Poor arc quality can be caused by a high resistance. This produces a “hot spot” due to undersized welding cables or even correctly sized cables that have cuts or splices. When you have a poor arc, double check that the weld cables are sized correctly. Both length and diameter will determine the amperage output and duty cycle required. If they are undersized, replace them. However, if the cables are correctly sized but arc quality is poor, weld for 10 or 20 minutes, stop, and feel or look for (with a Forward Looking Infrared camera) welding circuit hot spots on the weld cable.

Welding circuit hot spots will cause a voltage drop and need to be repaired or replaced.

High resistance hot spots are also frequently found at loose lug terminals. Sometimes, they are hidden within the cover of Dinse and Tweeco connectors. This happens because the connection between the welding cable and connector has been compromised. Cheap spring loaded ground clamps often perform poorly (even when they aren’t broken) because of the small surface contact area with the workpiece. Also, when the ground cable inevitably becomes frayed at the clamp connection, high resistance and heat will result along with a degraded arc. And don’t forget to check for a tight weld cable connection to the wire feeder conductor block.

A cable connection that is loose or missing its outer sheath will become hot and arc quality will degrade

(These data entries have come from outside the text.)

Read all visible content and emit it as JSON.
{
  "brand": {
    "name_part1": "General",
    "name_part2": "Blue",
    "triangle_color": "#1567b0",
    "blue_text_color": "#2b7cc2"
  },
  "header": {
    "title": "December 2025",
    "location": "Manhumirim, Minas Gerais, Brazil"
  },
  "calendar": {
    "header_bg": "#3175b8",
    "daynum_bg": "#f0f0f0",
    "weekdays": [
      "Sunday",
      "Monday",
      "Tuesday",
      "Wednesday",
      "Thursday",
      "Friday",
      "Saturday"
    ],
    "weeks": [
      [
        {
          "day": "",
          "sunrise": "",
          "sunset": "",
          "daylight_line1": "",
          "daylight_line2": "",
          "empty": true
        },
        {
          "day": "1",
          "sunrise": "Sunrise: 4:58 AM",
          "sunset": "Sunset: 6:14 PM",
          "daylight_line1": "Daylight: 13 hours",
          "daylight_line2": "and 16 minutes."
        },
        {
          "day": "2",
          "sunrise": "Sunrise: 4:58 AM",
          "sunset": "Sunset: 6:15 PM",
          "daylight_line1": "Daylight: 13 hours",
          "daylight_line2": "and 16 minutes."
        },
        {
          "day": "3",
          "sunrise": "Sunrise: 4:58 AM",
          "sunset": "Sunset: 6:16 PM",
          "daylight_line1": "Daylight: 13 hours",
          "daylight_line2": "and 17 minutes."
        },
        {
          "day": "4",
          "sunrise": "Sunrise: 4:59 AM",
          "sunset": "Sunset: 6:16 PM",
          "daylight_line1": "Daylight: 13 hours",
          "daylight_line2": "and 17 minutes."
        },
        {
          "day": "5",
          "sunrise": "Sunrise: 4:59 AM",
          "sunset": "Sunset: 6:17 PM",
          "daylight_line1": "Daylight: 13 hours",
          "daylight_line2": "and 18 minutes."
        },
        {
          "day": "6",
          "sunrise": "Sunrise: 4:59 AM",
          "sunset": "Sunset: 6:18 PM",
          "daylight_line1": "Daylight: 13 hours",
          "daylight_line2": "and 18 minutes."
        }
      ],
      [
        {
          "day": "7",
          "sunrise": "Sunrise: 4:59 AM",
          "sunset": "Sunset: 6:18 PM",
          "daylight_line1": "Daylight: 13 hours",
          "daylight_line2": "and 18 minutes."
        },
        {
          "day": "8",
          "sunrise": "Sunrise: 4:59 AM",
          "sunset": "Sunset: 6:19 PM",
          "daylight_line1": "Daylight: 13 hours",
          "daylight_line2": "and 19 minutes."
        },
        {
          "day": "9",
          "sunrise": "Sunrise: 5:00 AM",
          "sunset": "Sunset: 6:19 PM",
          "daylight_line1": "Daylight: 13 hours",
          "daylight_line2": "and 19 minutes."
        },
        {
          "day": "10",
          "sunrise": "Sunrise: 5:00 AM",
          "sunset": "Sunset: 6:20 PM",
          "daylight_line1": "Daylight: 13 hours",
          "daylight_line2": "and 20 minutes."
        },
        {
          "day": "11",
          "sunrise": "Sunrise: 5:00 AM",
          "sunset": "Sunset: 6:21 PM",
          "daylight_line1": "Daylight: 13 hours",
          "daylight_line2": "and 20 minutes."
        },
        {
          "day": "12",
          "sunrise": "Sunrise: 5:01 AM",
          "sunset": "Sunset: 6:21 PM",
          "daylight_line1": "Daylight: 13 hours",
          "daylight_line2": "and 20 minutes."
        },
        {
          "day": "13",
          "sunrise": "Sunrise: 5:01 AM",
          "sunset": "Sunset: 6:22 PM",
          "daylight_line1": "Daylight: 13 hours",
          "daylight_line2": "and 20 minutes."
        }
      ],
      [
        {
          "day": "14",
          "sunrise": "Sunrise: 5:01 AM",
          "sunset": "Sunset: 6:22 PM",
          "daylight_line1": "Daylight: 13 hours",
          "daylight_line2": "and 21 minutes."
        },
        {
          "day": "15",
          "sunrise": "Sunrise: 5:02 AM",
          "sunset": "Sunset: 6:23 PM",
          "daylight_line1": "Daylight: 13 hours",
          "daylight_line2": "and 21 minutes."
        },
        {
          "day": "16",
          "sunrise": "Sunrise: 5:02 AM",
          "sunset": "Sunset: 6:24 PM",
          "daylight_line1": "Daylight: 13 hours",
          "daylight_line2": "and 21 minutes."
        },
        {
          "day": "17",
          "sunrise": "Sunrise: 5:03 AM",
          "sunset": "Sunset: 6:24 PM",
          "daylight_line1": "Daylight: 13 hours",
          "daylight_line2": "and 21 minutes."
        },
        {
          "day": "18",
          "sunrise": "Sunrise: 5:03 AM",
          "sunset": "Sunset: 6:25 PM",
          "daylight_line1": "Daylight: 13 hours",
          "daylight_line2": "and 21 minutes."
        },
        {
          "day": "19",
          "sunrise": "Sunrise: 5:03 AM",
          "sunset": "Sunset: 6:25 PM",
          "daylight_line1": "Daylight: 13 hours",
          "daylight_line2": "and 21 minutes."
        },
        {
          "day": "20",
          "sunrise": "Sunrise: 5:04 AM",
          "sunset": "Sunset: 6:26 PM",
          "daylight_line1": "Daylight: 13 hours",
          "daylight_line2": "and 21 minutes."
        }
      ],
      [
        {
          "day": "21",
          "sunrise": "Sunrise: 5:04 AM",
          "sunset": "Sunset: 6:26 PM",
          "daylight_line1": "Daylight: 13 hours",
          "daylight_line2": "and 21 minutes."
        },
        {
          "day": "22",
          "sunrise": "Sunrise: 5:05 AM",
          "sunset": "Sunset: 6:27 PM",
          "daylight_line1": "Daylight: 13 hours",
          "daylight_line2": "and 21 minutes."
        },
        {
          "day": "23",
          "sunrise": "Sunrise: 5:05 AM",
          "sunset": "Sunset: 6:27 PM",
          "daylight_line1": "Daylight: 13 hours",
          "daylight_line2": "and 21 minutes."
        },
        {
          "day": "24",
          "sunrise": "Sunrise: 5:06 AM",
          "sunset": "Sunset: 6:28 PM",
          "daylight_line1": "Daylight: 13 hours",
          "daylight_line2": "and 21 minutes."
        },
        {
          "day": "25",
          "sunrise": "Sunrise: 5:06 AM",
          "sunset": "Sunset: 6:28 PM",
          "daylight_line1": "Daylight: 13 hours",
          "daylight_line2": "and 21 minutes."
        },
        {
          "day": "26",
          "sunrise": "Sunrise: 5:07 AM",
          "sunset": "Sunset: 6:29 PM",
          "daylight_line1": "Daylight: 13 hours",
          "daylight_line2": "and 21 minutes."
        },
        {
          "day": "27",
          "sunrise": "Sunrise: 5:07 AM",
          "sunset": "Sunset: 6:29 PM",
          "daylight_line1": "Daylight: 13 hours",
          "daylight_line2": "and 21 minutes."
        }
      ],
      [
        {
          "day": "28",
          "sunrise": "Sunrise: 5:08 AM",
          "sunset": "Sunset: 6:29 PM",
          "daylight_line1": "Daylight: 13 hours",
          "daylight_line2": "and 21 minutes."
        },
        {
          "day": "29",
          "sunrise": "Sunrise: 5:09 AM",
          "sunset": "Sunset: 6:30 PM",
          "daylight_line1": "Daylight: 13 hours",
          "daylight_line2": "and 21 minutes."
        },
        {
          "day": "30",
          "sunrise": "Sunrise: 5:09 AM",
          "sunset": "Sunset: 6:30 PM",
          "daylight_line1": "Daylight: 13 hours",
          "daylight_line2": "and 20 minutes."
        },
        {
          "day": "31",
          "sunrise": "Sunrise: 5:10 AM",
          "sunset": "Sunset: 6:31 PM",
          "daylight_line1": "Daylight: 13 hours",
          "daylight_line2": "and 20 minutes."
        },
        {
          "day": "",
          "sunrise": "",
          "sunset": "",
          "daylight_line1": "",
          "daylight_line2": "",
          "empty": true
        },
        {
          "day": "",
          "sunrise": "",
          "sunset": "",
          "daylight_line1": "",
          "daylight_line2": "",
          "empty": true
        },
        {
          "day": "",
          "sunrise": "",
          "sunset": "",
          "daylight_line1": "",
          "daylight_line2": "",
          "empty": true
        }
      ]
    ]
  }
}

If you have any questions regarding this topic, please feel free to reach out to any of us at General Air.

Author: Bob Page